--- WHAT NEEDS TO BE DONE ---
Output the entire listing without altering anything.

Content starts

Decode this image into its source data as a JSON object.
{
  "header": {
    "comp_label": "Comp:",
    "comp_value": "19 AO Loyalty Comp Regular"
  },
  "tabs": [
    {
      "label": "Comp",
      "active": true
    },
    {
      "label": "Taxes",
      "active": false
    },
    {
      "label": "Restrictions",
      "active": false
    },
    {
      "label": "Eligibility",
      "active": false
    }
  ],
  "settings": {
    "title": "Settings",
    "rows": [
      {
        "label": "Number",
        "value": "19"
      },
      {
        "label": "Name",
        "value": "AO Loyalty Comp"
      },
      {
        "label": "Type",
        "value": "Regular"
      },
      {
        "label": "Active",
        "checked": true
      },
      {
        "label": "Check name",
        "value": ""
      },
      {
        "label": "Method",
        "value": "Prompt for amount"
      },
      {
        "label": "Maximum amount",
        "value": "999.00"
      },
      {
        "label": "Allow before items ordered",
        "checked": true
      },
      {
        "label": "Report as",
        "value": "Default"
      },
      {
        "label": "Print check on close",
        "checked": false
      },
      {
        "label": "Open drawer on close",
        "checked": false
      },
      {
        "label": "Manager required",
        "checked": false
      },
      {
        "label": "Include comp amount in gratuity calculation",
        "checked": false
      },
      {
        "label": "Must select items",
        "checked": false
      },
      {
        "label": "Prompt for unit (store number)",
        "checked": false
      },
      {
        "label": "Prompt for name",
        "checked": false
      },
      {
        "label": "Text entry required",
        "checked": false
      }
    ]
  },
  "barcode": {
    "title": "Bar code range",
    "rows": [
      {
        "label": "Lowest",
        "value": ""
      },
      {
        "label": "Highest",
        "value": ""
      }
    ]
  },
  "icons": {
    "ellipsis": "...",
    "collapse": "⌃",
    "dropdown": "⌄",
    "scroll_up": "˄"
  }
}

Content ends

--- ANSWER AREA ---
Decode this image into its source data as a JSON object.
{
  "header": {
    "comp_label": "Comp:",
    "comp_value": "19 AO Loyalty Comp Regular"
  },
  "tabs": [
    {
      "label": "Comp",
      "active": true
    },
    {
      "label": "Taxes",
      "active": false
    },
    {
      "label": "Restrictions",
      "active": false
    },
    {
      "label": "Eligibility",
      "active": false
    }
  ],
  "settings": {
    "title": "Settings",
    "rows": [
      {
        "label": "Number",
        "value": "19"
      },
      {
        "label": "Name",
        "value": "AO Loyalty Comp"
      },
      {
        "label": "Type",
        "value": "Regular"
      },
      {
        "label": "Active",
        "checked": true
      },
      {
        "label": "Check name",
        "value": ""
      },
      {
        "label": "Method",
        "value": "Prompt for amount"
      },
      {
        "label": "Maximum amount",
        "value": "999.00"
      },
      {
        "label": "Allow before items ordered",
        "checked": true
      },
      {
        "label": "Report as",
        "value": "Default"
      },
      {
        "label": "Print check on close",
        "checked": false
      },
      {
        "label": "Open drawer on close",
        "checked": false
      },
      {
        "label": "Manager required",
        "checked": false
      },
      {
        "label": "Include comp amount in gratuity calculation",
        "checked": false
      },
      {
        "label": "Must select items",
        "checked": false
      },
      {
        "label": "Prompt for unit (store number)",
        "checked": false
      },
      {
        "label": "Prompt for name",
        "checked": false
      },
      {
        "label": "Text entry required",
        "checked": false
      }
    ]
  },
  "barcode": {
    "title": "Bar code range",
    "rows": [
      {
        "label": "Lowest",
        "value": ""
      },
      {
        "label": "Highest",
        "value": ""
      }
    ]
  },
  "icons": {
    "ellipsis": "...",
    "collapse": "⌃",
    "dropdown": "⌄",
    "scroll_up": "˄"
  }
}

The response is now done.